START DATA FOR THIS EXERCISE
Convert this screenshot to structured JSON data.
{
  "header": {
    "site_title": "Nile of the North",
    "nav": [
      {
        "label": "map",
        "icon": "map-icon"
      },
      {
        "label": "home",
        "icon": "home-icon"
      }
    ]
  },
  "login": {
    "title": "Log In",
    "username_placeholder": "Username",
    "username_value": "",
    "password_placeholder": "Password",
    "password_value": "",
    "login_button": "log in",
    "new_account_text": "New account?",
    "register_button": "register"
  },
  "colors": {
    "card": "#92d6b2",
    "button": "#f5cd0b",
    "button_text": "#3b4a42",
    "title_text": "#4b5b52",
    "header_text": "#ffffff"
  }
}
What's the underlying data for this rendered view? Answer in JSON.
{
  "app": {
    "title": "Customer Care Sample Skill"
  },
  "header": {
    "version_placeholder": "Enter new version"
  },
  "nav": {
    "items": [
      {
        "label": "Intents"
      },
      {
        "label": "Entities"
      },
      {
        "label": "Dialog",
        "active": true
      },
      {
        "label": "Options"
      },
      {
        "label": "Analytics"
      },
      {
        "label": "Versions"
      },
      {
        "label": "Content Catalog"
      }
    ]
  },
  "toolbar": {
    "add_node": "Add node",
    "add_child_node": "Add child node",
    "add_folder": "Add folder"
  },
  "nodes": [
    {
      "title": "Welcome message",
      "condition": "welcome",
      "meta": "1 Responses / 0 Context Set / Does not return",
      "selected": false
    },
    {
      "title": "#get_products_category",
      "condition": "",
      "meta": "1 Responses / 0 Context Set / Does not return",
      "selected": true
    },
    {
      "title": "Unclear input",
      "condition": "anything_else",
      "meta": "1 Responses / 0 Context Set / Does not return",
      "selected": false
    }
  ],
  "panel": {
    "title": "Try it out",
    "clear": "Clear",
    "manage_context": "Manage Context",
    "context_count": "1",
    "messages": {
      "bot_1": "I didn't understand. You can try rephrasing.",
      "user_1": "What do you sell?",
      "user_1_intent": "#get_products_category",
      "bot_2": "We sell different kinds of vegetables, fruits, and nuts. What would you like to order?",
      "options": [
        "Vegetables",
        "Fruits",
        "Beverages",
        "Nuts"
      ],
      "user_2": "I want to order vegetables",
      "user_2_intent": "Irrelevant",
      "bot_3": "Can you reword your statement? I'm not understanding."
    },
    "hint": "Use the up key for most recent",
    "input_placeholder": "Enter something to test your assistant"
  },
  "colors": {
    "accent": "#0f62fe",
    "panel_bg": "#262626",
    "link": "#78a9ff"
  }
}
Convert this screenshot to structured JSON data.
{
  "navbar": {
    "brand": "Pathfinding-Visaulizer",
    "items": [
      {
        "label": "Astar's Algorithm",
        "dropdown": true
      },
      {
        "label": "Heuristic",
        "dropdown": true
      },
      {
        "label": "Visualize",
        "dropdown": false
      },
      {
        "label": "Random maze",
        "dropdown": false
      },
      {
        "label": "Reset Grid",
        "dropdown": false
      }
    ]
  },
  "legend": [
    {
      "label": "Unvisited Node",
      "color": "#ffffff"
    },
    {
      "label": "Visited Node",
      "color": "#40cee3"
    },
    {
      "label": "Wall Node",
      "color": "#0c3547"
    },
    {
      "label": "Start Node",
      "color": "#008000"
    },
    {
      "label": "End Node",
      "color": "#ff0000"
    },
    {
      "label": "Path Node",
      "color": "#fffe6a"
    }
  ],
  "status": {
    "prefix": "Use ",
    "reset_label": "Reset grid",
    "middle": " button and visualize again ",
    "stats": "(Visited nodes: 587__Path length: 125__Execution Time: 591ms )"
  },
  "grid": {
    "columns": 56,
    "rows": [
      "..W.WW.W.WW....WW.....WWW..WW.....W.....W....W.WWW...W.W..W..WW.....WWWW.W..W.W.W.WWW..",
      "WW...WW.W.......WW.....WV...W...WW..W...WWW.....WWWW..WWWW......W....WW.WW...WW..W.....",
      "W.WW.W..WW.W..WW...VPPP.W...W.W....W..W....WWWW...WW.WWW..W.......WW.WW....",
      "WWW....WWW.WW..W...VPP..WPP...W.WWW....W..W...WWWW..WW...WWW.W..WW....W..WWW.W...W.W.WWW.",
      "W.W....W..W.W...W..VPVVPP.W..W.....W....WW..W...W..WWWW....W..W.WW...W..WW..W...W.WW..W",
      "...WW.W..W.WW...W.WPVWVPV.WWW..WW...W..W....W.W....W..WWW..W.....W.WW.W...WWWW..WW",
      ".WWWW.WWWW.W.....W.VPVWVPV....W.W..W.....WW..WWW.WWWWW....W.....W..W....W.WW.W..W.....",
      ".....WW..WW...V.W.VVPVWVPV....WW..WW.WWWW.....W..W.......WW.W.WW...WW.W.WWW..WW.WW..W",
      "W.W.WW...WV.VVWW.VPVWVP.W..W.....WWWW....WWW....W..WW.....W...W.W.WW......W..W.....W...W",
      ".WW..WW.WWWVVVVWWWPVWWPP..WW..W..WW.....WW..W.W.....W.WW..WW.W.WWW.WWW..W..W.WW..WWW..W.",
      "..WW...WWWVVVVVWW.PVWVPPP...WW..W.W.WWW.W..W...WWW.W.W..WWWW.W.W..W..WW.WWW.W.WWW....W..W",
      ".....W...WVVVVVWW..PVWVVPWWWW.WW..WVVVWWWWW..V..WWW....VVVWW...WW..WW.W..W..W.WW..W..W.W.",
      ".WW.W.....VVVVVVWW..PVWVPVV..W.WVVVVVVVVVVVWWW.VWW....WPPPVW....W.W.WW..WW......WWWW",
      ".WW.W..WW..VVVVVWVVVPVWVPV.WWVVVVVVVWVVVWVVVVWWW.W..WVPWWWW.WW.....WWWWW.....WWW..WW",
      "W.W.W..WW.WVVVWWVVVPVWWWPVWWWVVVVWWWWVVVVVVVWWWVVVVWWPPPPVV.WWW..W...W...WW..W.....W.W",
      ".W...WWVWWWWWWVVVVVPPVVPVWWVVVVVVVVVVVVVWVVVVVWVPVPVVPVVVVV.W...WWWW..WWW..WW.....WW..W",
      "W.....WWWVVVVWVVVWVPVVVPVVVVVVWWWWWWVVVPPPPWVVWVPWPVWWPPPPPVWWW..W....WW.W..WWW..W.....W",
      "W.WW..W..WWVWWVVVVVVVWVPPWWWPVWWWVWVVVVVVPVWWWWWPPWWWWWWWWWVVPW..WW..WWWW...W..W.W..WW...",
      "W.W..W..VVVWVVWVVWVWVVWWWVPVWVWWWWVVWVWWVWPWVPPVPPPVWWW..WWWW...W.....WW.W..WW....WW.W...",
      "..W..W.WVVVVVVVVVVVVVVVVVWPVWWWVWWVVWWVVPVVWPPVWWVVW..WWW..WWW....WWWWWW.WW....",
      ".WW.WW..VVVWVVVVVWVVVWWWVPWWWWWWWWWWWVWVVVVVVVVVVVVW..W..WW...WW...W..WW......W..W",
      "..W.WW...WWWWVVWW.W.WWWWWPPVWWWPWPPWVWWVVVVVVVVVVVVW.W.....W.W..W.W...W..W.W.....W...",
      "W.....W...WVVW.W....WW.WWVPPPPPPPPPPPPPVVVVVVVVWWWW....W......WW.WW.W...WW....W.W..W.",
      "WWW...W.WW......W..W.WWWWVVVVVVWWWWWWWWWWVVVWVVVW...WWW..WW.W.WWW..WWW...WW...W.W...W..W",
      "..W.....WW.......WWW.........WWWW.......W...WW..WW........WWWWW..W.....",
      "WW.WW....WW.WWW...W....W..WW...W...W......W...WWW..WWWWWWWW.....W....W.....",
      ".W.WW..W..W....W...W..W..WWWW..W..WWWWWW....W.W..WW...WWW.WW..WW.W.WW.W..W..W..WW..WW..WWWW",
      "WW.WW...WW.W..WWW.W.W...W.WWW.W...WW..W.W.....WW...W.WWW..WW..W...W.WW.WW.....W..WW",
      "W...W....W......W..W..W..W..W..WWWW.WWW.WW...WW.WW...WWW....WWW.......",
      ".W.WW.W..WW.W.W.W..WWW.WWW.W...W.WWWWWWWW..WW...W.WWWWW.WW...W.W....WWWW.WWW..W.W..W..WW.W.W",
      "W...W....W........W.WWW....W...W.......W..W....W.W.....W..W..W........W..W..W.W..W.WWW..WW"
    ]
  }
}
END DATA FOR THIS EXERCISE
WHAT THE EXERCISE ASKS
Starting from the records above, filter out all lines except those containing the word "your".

RESULT OF THIS EXERCISE
      "bot_3": "Can you reword your statement? I'm not understanding."
    "input_placeholder": "Enter something to test your assistant"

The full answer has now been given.